The prickly rose is a shrub that can grow to be quite large reaching up to 15 metres tall. The average size is 1.5 metres and it is covered with prickly stems that have beautiful, pink fragrant flowers.
RANGE & HABITAT
This shrub is found throughout B.C. in open areas in floodplains, on open rocky slopes and in disturbed areas. It is a very common plant occurring almost around the world in these types of habitats.
The flowers of the prickly rose appear in late May through to July. These flowers eventually turn into the bright scarlet red seed pods called ‘hips’ by the fall which then remain on the rose bush all winter long.
Animals like coyote and bear and other wildlife eat these bright scarlet hips through the autumn. The stems and leaves are also food for some animals.
TRADITIONAL FIRST NATIONS USES

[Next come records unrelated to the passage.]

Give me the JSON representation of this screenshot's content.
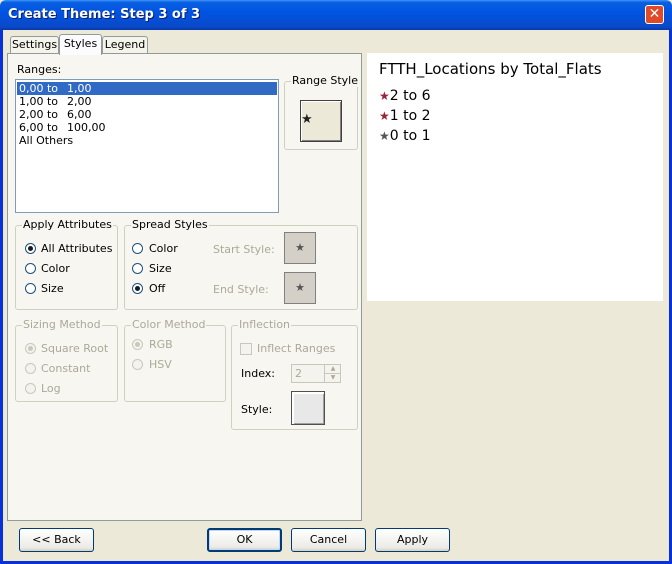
{
  "window": {
    "title": "Create Theme: Step 3 of 3",
    "close_glyph": "✕"
  },
  "tabs": [
    {
      "label": "Settings",
      "active": false
    },
    {
      "label": "Styles",
      "active": true
    },
    {
      "label": "Legend",
      "active": false
    }
  ],
  "ranges": {
    "label": "Ranges:",
    "items": [
      {
        "from": "0,00 to",
        "to": "1,00",
        "selected": true
      },
      {
        "from": "1,00 to",
        "to": "2,00",
        "selected": false
      },
      {
        "from": "2,00 to",
        "to": "6,00",
        "selected": false
      },
      {
        "from": "6,00 to",
        "to": "100,00",
        "selected": false
      },
      {
        "from": "All Others",
        "to": "",
        "selected": false
      }
    ]
  },
  "range_style": {
    "label": "Range Style",
    "symbol": "★"
  },
  "apply_attributes": {
    "label": "Apply Attributes",
    "options": [
      {
        "label": "All Attributes",
        "checked": true
      },
      {
        "label": "Color",
        "checked": false
      },
      {
        "label": "Size",
        "checked": false
      }
    ]
  },
  "spread_styles": {
    "label": "Spread Styles",
    "options": [
      {
        "label": "Color",
        "checked": false
      },
      {
        "label": "Size",
        "checked": false
      },
      {
        "label": "Off",
        "checked": true
      }
    ],
    "start_style_label": "Start Style:",
    "end_style_label": "End Style:",
    "symbol": "★"
  },
  "sizing_method": {
    "label": "Sizing Method",
    "options": [
      {
        "label": "Square Root",
        "checked": true
      },
      {
        "label": "Constant",
        "checked": false
      },
      {
        "label": "Log",
        "checked": false
      }
    ]
  },
  "color_method": {
    "label": "Color Method",
    "options": [
      {
        "label": "RGB",
        "checked": true
      },
      {
        "label": "HSV",
        "checked": false
      }
    ]
  },
  "inflection": {
    "label": "Inflection",
    "inflect_label": "Inflect Ranges",
    "index_label": "Index:",
    "index_value": "2",
    "style_label": "Style:"
  },
  "preview": {
    "title": "FTTH_Locations by Total_Flats",
    "symbol": "★",
    "rows": [
      {
        "label": "2 to 6",
        "color": "#9a2436"
      },
      {
        "label": "1 to 2",
        "color": "#9a2436"
      },
      {
        "label": "0 to 1",
        "color": "#555555"
      }
    ]
  },
  "buttons": {
    "back": "<< Back",
    "ok": "OK",
    "cancel": "Cancel",
    "apply": "Apply"
  }
}
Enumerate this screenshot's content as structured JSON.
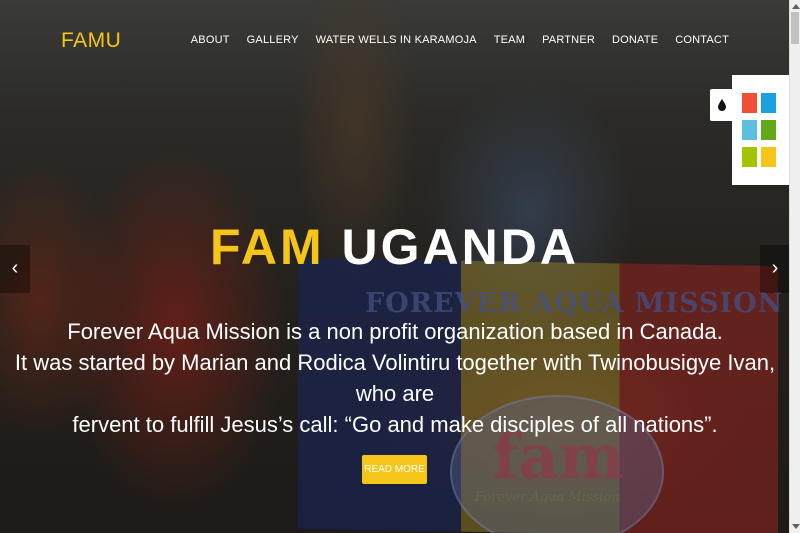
{
  "brand": {
    "logo_text": "FAMU",
    "accent_color": "#f5c518"
  },
  "nav": {
    "items": [
      {
        "label": "ABOUT"
      },
      {
        "label": "GALLERY"
      },
      {
        "label": "WATER WELLS IN KARAMOJA"
      },
      {
        "label": "TEAM"
      },
      {
        "label": "PARTNER"
      },
      {
        "label": "DONATE"
      },
      {
        "label": "CONTACT"
      }
    ]
  },
  "hero": {
    "title_part1": "FAM",
    "title_part2": "UGANDA",
    "desc_line1": "Forever Aqua Mission is a non profit organization based in Canada.",
    "desc_line2": "It was started by Marian and Rodica Volintiru together with Twinobusigye Ivan, who are",
    "desc_line3": "fervent to fulfill Jesus’s call: “Go and make disciples of all nations”.",
    "button_label": "READ MORE",
    "photo_banner_text": "FOREVER AQUA MISSION",
    "photo_logo_text": "fam",
    "photo_logo_sub": "Forever Aqua Mission"
  },
  "slider": {
    "prev_icon": "‹",
    "next_icon": "›"
  },
  "style_switcher": {
    "icon": "droplet-icon",
    "swatches": [
      "#f04e37",
      "#1ba1e2",
      "#5bc0de",
      "#60a917",
      "#a4c400",
      "#f5c518"
    ]
  }
}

The hips of the rose are very high in Vitamin C and other vitamins and minerals. The rind of the hip was eaten when other food was scarce and sometimes just as a treat, but the seed was never eaten. Arrows were fashioned from rose wood and the cambium was processed to make an ointment for the eyes.
The hips are used to make jams, jellies, and syrups out of the shoots, stems, flowers, leaves and fruit. Tea is also made from the petals, leaves and roots of the plant as a way to get the nutritional value from them.
COSEWIC: Not at Risk
Photo: Yukon White Light